yueran zhang speaking at an event

Yueran Zhang

Curriculum Vitae
Research Interests
Comparative-historical sociology, political economy, state and class politics, (de)mobilizations, production and social reproduction, development, global and transnational, theory

I obtained my PhD in sociology from UC Berkeley in the spring of 2024. In July 2024, I will join the University of Chicago as an Assistant Professor of Sociology and the College.

A political and comparative-historical sociologist, I specialize in the comparative studies of capitalism(s), socialism(s), and transitions in between, with a special emphasis on political economy and the dynamics of development in the Global South. I am particularly intrigued by questions pertaining to the politics of class, (de)mobilization, democracy, production and social reproduction.

These general interests are encapsulated in my dissertation entitled "Whither Socialism? Workers’ Democracy and the Class Politics of China’s Post-Mao Transition to Capitalism". It provides a distinct class-based explanation of China’s transition from socialism to capitalism. Its overarching argument is that the way in which urban industrial workers –ideologically and rhetorically celebrated as the “leading class” of Chinese socialism – interacted with the Party-state in the late 1970s and throughout the 1980s was a crucial causal ingredient in the making of China’s transition to capitalism. More specifically, this dissertation argues that the patterns and modes of interaction between workers and the Party-state during this period shaped and derailed the Party leaders’ efforts to pursue incipient marketization within the parameters of socialism (i.e. to build “market socialism” in China). Whereas the post-Mao Party leadership turned to market socialism as a way out of the profound crisis of the late 1970s, the patterns and modes of interaction between urban industrial workers and the Party-state set off one crisis after another throughout the 1980s. China’s market socialism collapsed within a decade under the strain of these intensifying crisis cycles.
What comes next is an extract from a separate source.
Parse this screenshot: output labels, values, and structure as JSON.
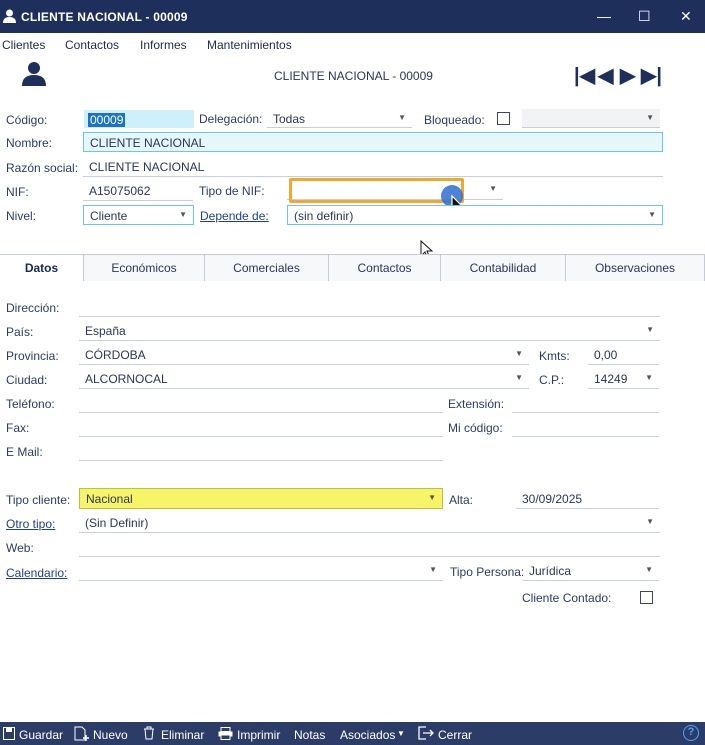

It was only in the context of such derailment of China’s market socialism did a full-blown transition to capitalism become an appealing option for the ruling elite, which they relentlessly pursued in the 1990s.

Based on a wide range of historical source materials, my dissertation explicates this argument by tracing a series of political contestations and policy maneuvers centered on the issue of workplace democracy, along with their economic and political aftermaths, over China’s “long 1980s” (the period between the end of the Mao era in 1976 and the pro-democracy movements in 1989). These contestations and maneuvers played a pivotal role in shaping not only the trajectory of China’s enterprise reform, but also the fate of China’s socialist political economy more broadly.

My previous research uses the case of taxation on private homeownership as a lens to both make sense of a key moment - the "Chongqing Model" - in China's recent political history and advance a Bourdieusian state theory. It was published in Theory and Society and has won multiple paper awards from the American Sociological Association (ASA).

PhD Date:
Dissertation Title
Whither Socialism? Workers’ Democracy and the Class Politics of China’s Post-Mao Transition to Capitalism
Dissertation Committee
Cihan Tugal (chair), Laura Enriquez, Yan Long, Dylan Riley, and Winnie Wong (Rhetoric)